• _Problem to solve_: A faithful copy of all the entries is required, with no pictures in it.
(Dataset Opens)
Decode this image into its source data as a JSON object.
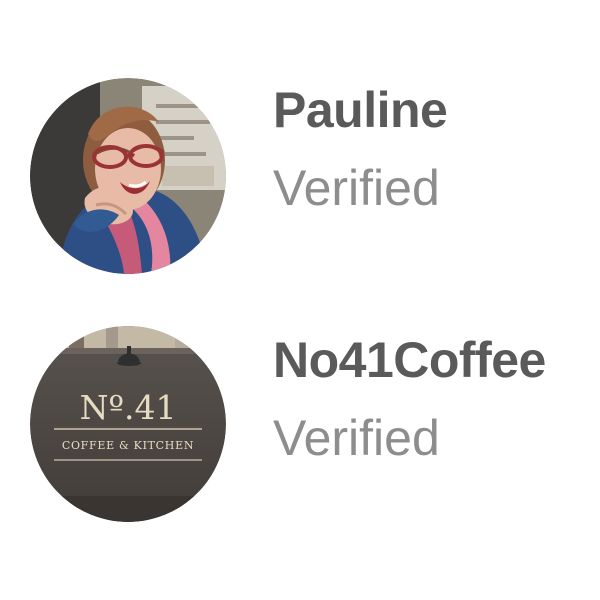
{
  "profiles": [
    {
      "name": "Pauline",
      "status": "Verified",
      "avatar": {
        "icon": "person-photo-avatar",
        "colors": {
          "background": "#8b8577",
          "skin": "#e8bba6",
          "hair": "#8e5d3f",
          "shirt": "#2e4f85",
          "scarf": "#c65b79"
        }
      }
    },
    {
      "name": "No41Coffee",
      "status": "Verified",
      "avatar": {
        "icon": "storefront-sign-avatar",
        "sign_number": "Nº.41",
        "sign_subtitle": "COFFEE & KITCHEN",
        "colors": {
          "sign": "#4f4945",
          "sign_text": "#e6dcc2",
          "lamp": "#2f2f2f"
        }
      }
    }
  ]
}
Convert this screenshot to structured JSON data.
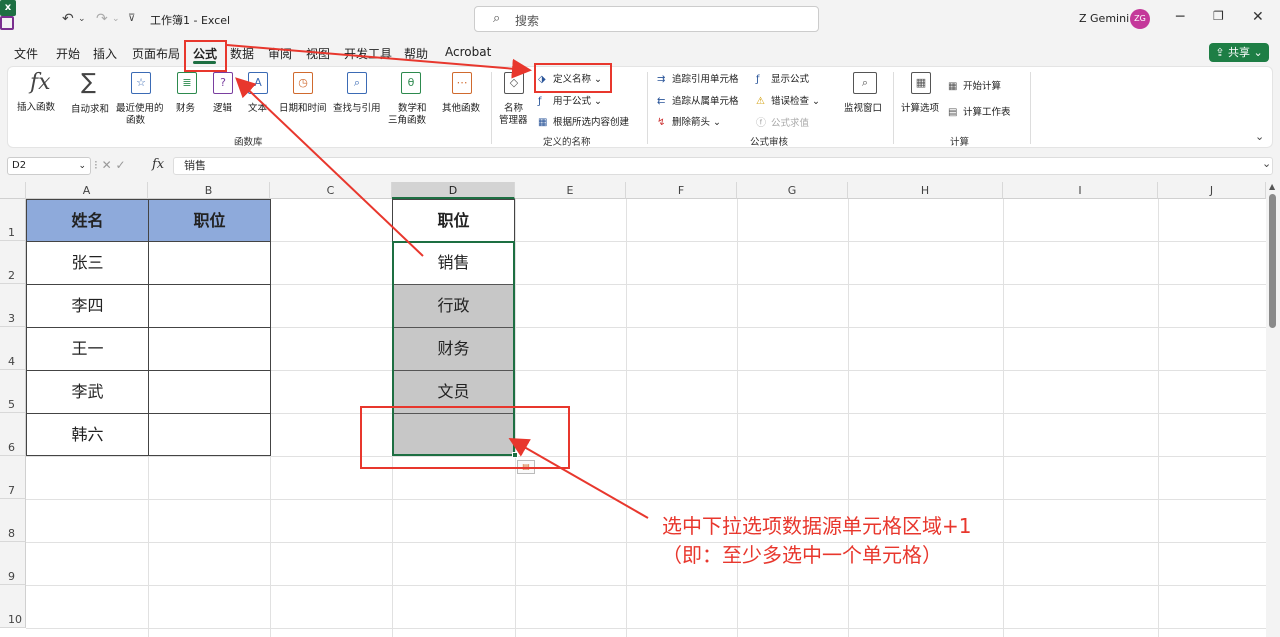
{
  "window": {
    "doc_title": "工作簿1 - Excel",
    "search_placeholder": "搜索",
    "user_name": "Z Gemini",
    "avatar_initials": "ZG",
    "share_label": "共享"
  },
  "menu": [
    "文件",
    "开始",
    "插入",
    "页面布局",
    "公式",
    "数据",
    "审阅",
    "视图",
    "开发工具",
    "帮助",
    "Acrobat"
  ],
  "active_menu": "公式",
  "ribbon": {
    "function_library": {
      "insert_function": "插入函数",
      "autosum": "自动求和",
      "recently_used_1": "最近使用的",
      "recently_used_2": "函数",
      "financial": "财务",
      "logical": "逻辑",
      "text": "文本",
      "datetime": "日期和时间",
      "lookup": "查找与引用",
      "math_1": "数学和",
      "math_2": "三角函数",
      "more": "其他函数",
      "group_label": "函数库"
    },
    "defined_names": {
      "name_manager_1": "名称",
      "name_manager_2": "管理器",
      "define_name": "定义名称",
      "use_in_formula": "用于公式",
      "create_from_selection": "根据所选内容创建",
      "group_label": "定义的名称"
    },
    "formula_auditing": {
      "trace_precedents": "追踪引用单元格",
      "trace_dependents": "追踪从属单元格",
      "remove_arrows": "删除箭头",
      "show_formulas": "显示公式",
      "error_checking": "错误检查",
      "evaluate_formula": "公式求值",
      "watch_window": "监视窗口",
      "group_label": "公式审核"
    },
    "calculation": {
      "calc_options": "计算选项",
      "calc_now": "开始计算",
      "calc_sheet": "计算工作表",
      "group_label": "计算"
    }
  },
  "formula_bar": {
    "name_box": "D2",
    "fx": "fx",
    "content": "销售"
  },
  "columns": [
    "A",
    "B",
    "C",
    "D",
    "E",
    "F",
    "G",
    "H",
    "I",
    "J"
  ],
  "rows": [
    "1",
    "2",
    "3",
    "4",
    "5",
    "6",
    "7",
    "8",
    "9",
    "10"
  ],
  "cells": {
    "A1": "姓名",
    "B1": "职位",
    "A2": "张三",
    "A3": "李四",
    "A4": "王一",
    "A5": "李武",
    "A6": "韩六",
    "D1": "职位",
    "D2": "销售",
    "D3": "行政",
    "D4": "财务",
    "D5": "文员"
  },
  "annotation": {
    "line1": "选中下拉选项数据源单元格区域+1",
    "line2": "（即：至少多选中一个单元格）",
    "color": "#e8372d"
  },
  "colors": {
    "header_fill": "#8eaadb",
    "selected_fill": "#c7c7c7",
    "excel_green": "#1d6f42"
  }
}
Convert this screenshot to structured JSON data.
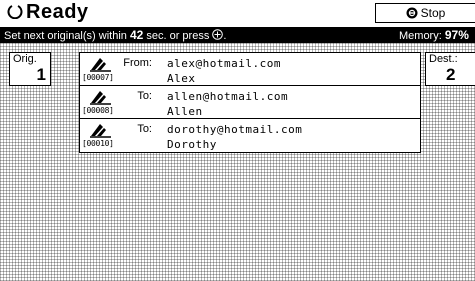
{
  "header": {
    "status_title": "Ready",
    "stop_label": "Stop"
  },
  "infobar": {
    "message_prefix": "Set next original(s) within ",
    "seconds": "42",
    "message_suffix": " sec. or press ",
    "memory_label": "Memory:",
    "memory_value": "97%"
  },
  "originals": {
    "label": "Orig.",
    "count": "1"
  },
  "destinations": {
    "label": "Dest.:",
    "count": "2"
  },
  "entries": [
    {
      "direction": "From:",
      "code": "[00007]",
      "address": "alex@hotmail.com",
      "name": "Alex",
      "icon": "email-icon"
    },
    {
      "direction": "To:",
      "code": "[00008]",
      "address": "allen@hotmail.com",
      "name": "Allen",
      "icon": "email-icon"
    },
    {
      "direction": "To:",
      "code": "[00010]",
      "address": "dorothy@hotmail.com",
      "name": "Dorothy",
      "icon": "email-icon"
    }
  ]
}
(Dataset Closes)
• _Solved exercise_:
Decode this image into its source data as a JSON object.
{
  "profiles": [
    {
      "name": "Pauline",
      "status": "Verified",
      "avatar": {
        "icon": "person-photo-avatar",
        "colors": {
          "background": "#8b8577",
          "skin": "#e8bba6",
          "hair": "#8e5d3f",
          "shirt": "#2e4f85",
          "scarf": "#c65b79"
        }
      }
    },
    {
      "name": "No41Coffee",
      "status": "Verified",
      "avatar": {
        "icon": "storefront-sign-avatar",
        "sign_number": "Nº.41",
        "sign_subtitle": "COFFEE & KITCHEN",
        "colors": {
          "sign": "#4f4945",
          "sign_text": "#e6dcc2",
          "lamp": "#2f2f2f"
        }
      }
    }
  ]
}
Convert this screenshot to structured JSON data.
{
  "window": {
    "doc_title": "工作簿1 - Excel",
    "search_placeholder": "搜索",
    "user_name": "Z Gemini",
    "avatar_initials": "ZG",
    "share_label": "共享"
  },
  "menu": [
    "文件",
    "开始",
    "插入",
    "页面布局",
    "公式",
    "数据",
    "审阅",
    "视图",
    "开发工具",
    "帮助",
    "Acrobat"
  ],
  "active_menu": "公式",
  "ribbon": {
    "function_library": {
      "insert_function": "插入函数",
      "autosum": "自动求和",
      "recently_used_1": "最近使用的",
      "recently_used_2": "函数",
      "financial": "财务",
      "logical": "逻辑",
      "text": "文本",
      "datetime": "日期和时间",
      "lookup": "查找与引用",
      "math_1": "数学和",
      "math_2": "三角函数",
      "more": "其他函数",
      "group_label": "函数库"
    },
    "defined_names": {
      "name_manager_1": "名称",
      "name_manager_2": "管理器",
      "define_name": "定义名称",
      "use_in_formula": "用于公式",
      "create_from_selection": "根据所选内容创建",
      "group_label": "定义的名称"
    },
    "formula_auditing": {
      "trace_precedents": "追踪引用单元格",
      "trace_dependents": "追踪从属单元格",
      "remove_arrows": "删除箭头",
      "show_formulas": "显示公式",
      "error_checking": "错误检查",
      "evaluate_formula": "公式求值",
      "watch_window": "监视窗口",
      "group_label": "公式审核"
    },
    "calculation": {
      "calc_options": "计算选项",
      "calc_now": "开始计算",
      "calc_sheet": "计算工作表",
      "group_label": "计算"
    }
  },
  "formula_bar": {
    "name_box": "D2",
    "fx": "fx",
    "content": "销售"
  },
  "columns": [
    "A",
    "B",
    "C",
    "D",
    "E",
    "F",
    "G",
    "H",
    "I",
    "J"
  ],
  "rows": [
    "1",
    "2",
    "3",
    "4",
    "5",
    "6",
    "7",
    "8",
    "9",
    "10"
  ],
  "cells": {
    "A1": "姓名",
    "B1": "职位",
    "A2": "张三",
    "A3": "李四",
    "A4": "王一",
    "A5": "李武",
    "A6": "韩六",
    "D1": "职位",
    "D2": "销售",
    "D3": "行政",
    "D4": "财务",
    "D5": "文员"
  },
  "annotation": {
    "line1": "选中下拉选项数据源单元格区域+1",
    "line2": "（即：至少多选中一个单元格）",
    "color": "#e8372d"
  },
  "colors": {
    "header_fill": "#8eaadb",
    "selected_fill": "#c7c7c7",
    "excel_green": "#1d6f42"
  }
}
Convert this screenshot to structured JSON data.
{
  "header": {
    "status_title": "Ready",
    "stop_label": "Stop"
  },
  "infobar": {
    "message_prefix": "Set next original(s) within ",
    "seconds": "42",
    "message_suffix": " sec. or press ",
    "memory_label": "Memory:",
    "memory_value": "97%"
  },
  "originals": {
    "label": "Orig.",
    "count": "1"
  },
  "destinations": {
    "label": "Dest.:",
    "count": "2"
  },
  "entries": [
    {
      "direction": "From:",
      "code": "[00007]",
      "address": "alex@hotmail.com",
      "name": "Alex",
      "icon": "email-icon"
    },
    {
      "direction": "To:",
      "code": "[00008]",
      "address": "allen@hotmail.com",
      "name": "Allen",
      "icon": "email-icon"
    },
    {
      "direction": "To:",
      "code": "[00010]",
      "address": "dorothy@hotmail.com",
      "name": "Dorothy",
      "icon": "email-icon"
    }
  ]
}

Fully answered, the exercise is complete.